Infosec is not data protection
As a public authority for FOI purposes, WMT must have a statutory Data Protection Officer, under Article 37.a of the UK_GDPR (that’s the GDPR viewed through the lens of the UK Data Protection Act), and if the infosec galaxy brains that came up with this campaign had thought to consult with that DPO, they might not be getting a kicking in the press today.
Having said that; WMT is a public authority for FOI purposes, so it’s entirely possible that they’ve done what a lot of other non-governmental ‘public authorities’ have done, and awarded the title of DPO to whoever didn’t duck fast enough when the decision was considered. If so, that person is probably trying to do two jobs at once (with the DPO one taking lower priority, always), and likely doesn’t have a lot of expertise or experience in DP law to back them up. Actually, even if WMT does have a professional DPO on hand, the chances of the infosec team consulting with them on mechanisms for cybersecurity awareness are minimal. Vanishingly small, in fact.
(I’m betting it didn’t even occur to them to think about data protection beyond ‘this is for security, security is good, kthxbye’. This is a dangerous mindset for an infosec team to harbour.)
But infosec is not data protection, and something that is ‘good’ for infosec is not automatically OK for data protection.
When doing infosec stuff involves processing of personal data (like, for example, emailing everyone in the company to test their phishing awareness levels!); data protection law still applies.
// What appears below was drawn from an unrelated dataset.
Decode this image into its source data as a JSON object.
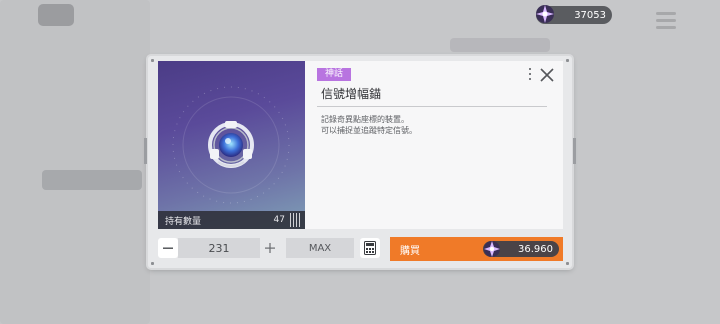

No exemptions, no caveats, no special VIP dispensation. The infosec team is part of a Data Controller which has certain legal obligations, one of which is don’t breach data protection law.
This means that it’s the responsibility of the infosec team to ensure that their processing of personal data does not breach the Principles, rights or obligations set out in data protection law – at the same time as they’re trying to protect the rest of the organisation’s info assets. One does not cancel out the other.
But playing cruel pranks on an exhausted and demoralised workforce to prove an intellectual point isn’t even ‘good’ infosec, it’s just sadism.